TASK DIRECTIONS: Among the entries below, find every line that contains the string "Timer", then copy it.

[Data records for software interfaces]
....

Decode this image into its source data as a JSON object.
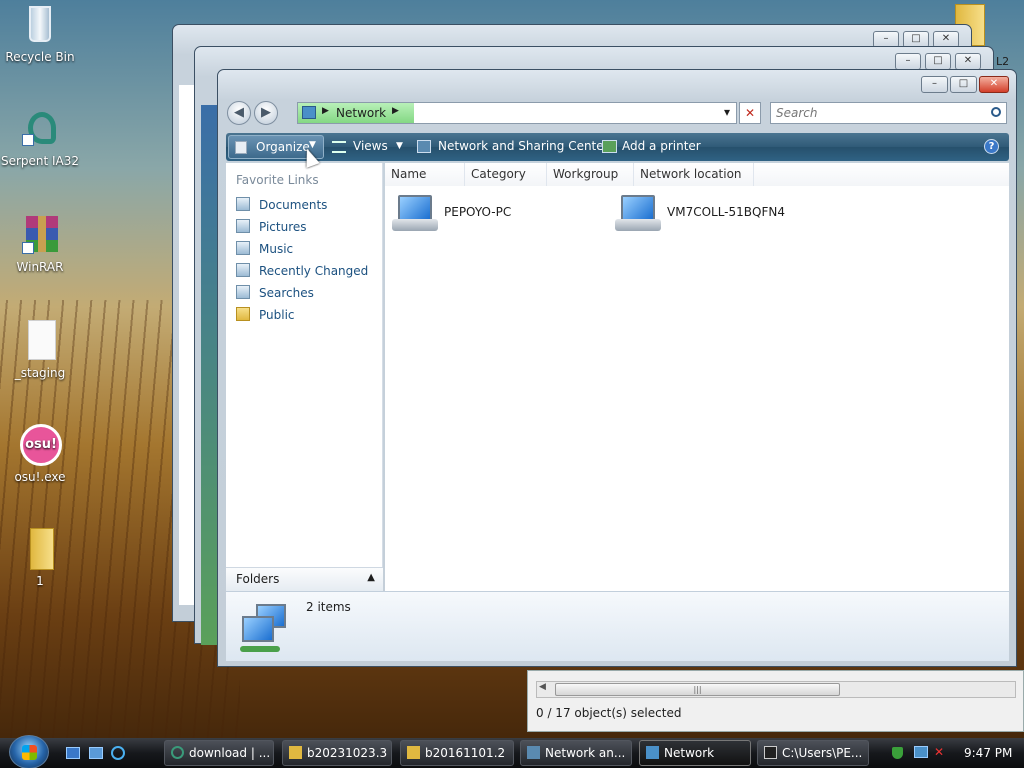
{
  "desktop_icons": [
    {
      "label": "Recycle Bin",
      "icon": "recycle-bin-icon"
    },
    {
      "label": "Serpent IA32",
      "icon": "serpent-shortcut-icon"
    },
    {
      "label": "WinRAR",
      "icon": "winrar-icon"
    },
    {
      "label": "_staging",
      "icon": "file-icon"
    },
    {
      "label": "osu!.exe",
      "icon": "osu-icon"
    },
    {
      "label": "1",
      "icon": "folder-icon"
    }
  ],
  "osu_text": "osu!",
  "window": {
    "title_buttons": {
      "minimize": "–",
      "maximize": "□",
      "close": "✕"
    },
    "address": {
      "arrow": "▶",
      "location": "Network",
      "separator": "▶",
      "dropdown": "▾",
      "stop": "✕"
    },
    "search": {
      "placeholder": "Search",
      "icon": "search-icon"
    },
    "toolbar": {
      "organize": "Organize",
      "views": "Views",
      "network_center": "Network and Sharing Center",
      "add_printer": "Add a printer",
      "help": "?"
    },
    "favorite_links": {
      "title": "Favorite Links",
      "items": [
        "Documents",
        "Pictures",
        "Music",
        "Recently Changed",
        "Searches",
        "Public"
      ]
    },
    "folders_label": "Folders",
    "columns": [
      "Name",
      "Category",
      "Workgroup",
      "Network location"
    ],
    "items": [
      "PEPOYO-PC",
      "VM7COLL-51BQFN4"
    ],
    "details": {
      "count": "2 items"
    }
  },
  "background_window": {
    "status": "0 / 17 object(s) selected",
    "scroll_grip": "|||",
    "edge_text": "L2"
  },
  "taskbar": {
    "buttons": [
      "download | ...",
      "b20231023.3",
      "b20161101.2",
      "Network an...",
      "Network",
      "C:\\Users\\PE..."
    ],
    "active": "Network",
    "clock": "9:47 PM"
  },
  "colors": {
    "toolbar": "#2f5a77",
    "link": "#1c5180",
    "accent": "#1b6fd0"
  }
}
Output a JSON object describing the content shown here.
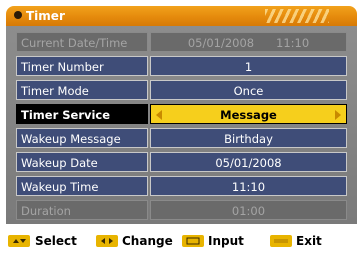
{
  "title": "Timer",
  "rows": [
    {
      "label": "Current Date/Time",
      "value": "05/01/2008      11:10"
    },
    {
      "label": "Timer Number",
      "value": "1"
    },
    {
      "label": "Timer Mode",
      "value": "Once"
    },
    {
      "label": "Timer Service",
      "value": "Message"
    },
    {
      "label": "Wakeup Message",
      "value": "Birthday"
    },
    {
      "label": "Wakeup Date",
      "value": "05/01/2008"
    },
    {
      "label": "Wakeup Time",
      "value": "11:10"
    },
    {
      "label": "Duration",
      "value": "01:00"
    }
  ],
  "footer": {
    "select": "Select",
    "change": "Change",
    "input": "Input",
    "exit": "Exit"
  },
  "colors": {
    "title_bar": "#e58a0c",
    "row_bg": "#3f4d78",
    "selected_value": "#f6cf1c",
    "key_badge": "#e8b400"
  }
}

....

TASK SOLUTION:
  "title": "Timer",
      "label": "Timer Number",
      "label": "Timer Mode",
      "label": "Timer Service",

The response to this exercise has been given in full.